Let me quote you something from the medical journal article that he wrote about me because this is really pretty telling. He said, and I quote, ‘Bilateral orchiectomy was performed to avoid the possibility of malignant degeneration to allow her to continue life as a female, and to allow the child some chance toward normal psychic development.’ Unquote.
Well, you know, lying to a child about giant scars that they have across their abdomen and having the child know that you’re lying, that’s pretty damaging to your psychosocial development. So what I need to tell you is No Body Is Shameful™, and by that I mean two things. Number one: No body (the physical body that you’re born with) is shameful. If that’s the way you’re born that’s the way you’re born. The second thing I mean is nobody (no person) is shameful either and you shouldn’t be made to feel that way.
Some things that you need to know about people with DSDs: We need to have our own bodily integrity just like any other human walking around on the planet and that was taken away from me. Kids have to be able to trust their parents and doctors and when they’re lied to like this you’re taking away any basis that they can have to trust you. If your child has a DSD that makes you (the parent or doctor) confused about what their sex is -- don’t do anything to them. Let them become old enough and they can tell you what their sex is, and then your job is to listen and respect that.
I have come to terms with this and a lot of people with DSDs have come to terms with this. But the way that that’s done is through interaction with other people who are like you, joining support groups of families and other individuals who have these issues, and learning from them and helping them. Sometimes the best way we can help ourselves is by helping others.

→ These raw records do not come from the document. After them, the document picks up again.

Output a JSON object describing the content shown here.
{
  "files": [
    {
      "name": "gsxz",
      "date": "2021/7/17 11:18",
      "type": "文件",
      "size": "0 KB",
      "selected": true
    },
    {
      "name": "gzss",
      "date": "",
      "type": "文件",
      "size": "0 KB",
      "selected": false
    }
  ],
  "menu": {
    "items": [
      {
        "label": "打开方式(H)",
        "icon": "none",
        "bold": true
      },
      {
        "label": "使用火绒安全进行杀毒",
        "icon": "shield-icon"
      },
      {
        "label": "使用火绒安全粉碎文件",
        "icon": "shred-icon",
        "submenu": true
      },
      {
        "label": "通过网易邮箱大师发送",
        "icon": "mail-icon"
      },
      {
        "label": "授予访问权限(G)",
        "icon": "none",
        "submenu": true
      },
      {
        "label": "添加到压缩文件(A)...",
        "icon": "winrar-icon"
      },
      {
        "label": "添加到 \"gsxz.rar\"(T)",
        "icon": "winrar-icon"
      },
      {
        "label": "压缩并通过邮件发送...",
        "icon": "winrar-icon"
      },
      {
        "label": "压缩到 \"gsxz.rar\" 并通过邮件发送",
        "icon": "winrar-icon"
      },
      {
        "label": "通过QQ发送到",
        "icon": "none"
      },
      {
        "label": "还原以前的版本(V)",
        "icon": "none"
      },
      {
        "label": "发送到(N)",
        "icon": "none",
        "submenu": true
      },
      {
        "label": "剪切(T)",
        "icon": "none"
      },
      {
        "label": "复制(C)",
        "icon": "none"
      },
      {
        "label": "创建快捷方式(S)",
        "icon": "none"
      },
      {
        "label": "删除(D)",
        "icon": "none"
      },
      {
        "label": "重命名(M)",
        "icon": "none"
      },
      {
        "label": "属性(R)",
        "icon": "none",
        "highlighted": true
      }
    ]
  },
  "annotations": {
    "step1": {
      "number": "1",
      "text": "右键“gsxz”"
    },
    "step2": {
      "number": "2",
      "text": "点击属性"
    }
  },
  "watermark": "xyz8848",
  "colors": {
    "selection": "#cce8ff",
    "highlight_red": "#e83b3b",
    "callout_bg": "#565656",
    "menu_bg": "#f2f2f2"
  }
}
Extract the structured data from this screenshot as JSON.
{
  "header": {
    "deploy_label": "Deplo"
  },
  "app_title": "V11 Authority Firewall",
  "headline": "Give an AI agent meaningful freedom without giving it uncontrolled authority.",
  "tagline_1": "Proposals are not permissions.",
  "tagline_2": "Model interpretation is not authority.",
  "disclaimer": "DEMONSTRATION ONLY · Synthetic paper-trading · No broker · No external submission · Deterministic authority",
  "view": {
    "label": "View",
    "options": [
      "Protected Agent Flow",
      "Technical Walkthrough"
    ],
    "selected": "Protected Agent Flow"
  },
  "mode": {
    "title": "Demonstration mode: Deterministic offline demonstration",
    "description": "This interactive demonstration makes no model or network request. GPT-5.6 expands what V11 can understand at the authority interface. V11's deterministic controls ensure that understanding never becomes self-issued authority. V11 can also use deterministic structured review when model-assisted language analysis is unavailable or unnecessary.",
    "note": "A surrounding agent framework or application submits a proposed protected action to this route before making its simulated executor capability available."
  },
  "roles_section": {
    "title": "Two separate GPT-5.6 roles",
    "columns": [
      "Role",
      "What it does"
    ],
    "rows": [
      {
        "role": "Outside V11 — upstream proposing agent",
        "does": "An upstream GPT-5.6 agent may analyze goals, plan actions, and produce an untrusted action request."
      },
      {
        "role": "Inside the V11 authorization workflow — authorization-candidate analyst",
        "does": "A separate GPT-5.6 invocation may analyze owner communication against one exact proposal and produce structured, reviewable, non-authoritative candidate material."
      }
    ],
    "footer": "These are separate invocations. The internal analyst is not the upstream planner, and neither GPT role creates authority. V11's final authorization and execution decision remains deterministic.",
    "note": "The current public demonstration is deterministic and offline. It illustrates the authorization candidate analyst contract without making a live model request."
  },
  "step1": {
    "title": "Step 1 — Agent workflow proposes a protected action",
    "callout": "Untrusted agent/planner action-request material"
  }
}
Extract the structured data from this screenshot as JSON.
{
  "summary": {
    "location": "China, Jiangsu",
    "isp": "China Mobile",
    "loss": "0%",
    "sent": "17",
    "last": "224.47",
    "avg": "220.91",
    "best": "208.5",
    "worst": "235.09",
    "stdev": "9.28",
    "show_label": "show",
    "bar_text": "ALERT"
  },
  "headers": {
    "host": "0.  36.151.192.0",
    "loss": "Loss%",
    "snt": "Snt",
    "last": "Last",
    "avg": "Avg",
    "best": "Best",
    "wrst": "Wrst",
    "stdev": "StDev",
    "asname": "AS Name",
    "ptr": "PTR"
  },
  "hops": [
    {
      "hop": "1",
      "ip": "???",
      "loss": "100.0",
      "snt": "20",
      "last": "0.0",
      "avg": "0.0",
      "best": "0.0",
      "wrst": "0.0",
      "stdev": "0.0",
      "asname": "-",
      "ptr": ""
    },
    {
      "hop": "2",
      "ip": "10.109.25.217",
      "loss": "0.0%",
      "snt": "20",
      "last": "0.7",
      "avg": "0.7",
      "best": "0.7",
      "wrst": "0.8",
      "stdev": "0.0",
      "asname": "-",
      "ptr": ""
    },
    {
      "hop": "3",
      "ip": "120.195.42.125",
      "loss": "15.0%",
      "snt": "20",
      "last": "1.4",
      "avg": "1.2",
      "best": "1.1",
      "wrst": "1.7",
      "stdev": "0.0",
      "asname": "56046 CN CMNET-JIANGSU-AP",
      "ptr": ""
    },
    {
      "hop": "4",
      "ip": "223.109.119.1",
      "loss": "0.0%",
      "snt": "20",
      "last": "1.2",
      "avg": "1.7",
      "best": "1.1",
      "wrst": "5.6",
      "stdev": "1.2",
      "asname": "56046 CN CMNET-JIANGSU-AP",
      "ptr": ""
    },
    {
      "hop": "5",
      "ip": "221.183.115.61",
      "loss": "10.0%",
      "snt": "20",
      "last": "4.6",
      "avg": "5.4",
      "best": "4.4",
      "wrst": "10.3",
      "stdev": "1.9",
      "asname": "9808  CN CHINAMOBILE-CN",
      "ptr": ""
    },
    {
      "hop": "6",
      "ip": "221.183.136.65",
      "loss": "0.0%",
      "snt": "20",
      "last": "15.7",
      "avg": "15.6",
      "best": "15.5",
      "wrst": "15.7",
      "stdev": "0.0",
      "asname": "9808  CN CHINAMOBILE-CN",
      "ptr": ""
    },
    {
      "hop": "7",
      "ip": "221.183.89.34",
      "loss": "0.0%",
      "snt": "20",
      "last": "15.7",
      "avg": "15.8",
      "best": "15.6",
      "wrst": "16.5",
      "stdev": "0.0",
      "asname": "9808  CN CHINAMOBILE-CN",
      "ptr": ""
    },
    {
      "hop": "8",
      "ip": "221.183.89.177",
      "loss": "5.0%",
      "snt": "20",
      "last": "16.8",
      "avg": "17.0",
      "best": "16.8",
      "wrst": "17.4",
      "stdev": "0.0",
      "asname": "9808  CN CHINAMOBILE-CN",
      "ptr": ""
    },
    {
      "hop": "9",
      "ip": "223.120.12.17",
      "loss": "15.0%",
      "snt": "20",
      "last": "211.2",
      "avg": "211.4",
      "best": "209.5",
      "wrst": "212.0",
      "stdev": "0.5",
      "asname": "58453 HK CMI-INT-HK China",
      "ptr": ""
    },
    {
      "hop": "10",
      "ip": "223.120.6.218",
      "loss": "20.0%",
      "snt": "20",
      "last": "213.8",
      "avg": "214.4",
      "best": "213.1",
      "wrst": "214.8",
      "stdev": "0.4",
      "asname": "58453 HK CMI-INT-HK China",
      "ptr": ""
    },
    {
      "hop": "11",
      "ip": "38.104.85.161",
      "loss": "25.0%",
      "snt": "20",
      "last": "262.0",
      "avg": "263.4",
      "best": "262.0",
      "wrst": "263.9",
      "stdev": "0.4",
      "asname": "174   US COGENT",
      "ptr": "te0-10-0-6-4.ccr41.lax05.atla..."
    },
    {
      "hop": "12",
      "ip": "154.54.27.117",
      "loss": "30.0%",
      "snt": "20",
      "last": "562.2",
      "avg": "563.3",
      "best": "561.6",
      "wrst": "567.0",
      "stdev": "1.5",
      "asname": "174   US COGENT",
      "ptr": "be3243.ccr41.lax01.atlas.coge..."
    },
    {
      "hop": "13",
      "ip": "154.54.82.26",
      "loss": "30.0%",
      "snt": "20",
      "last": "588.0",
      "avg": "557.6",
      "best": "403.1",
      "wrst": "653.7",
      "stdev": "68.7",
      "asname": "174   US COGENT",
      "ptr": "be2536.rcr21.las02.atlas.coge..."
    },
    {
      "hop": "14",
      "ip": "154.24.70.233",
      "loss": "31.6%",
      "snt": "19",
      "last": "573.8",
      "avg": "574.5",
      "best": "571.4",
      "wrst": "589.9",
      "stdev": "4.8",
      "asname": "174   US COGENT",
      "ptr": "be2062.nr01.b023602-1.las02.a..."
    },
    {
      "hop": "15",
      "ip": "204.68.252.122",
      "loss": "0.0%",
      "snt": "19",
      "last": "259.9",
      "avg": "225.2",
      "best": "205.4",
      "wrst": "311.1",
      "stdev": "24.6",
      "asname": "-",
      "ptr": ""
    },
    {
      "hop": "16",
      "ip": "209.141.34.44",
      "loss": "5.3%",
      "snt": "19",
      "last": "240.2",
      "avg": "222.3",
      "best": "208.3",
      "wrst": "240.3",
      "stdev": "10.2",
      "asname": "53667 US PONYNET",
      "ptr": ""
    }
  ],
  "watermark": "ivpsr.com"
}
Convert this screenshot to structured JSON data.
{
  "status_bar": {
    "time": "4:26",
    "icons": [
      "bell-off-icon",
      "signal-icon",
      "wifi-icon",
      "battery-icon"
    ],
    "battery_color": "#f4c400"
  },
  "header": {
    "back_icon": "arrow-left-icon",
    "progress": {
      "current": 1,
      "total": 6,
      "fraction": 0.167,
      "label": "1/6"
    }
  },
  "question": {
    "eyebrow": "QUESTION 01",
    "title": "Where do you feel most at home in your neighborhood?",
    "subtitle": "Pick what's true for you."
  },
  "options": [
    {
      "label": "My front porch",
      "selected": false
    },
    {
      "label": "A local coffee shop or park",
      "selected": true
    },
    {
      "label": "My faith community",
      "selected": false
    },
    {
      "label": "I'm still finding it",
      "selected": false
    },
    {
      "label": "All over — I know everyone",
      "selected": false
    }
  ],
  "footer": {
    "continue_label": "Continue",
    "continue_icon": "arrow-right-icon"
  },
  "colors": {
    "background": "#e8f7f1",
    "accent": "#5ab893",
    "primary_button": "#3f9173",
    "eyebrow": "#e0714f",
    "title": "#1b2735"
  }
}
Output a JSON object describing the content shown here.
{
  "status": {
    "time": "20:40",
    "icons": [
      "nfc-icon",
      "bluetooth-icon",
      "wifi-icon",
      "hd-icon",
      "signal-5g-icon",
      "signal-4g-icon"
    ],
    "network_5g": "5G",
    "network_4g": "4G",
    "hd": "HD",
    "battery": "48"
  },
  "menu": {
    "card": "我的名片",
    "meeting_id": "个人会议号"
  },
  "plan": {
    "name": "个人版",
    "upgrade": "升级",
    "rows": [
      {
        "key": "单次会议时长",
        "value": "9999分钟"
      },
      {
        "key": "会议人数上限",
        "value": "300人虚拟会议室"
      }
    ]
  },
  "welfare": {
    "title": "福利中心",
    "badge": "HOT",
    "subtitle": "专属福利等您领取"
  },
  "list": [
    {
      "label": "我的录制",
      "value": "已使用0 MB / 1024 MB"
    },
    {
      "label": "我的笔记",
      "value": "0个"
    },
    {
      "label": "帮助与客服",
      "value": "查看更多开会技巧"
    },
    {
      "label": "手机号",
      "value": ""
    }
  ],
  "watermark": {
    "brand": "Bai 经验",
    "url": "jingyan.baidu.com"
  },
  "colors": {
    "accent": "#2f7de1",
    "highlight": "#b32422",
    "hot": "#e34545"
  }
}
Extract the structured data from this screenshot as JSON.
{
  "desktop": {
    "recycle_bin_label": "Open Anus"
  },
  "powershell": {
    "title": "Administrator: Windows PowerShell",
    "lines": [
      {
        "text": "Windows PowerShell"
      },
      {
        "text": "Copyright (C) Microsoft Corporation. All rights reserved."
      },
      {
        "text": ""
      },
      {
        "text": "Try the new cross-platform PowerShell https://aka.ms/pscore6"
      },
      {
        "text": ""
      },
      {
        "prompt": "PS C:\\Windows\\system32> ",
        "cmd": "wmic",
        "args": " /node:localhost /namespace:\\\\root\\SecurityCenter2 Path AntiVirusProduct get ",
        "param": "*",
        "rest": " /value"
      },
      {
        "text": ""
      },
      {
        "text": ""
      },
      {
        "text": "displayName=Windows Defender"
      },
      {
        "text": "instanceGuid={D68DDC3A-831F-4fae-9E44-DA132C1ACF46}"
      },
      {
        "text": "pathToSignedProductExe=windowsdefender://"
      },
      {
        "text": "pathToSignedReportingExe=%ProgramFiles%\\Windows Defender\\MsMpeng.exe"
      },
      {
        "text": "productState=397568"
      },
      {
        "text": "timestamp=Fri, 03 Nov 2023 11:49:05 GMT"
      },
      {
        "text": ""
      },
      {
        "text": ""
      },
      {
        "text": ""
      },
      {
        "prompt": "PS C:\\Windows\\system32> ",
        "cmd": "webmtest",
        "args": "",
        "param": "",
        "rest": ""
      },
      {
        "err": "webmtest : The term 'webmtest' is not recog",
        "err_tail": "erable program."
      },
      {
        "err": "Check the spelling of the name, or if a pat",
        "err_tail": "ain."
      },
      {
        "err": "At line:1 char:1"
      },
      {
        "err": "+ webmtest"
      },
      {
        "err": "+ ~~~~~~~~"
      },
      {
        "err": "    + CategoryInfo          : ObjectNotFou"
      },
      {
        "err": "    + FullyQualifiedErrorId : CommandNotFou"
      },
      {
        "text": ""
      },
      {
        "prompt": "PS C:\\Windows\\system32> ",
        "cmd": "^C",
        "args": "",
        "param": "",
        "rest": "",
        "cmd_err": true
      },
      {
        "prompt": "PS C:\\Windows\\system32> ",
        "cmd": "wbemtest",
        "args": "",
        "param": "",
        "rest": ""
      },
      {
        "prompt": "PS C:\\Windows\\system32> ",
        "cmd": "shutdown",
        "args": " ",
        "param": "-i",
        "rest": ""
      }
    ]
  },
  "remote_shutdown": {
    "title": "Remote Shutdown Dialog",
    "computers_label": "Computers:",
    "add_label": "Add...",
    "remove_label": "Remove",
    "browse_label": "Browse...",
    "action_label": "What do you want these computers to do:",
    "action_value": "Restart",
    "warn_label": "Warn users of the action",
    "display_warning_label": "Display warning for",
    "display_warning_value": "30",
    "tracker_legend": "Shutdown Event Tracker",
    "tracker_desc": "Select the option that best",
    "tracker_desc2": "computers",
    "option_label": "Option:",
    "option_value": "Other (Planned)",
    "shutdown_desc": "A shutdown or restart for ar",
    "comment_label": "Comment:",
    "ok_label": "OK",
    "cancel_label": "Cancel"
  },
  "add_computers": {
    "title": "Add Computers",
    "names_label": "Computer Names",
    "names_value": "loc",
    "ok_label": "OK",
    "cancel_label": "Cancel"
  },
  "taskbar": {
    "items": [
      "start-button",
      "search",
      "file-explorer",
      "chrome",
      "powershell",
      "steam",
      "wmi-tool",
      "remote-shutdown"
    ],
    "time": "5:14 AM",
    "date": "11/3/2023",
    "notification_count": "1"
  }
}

Last but not least: Please stop worrying about the fact that your child is different, or your patient is different.
It’s like Temple Grandin said, ‘I am different, not less.’ ©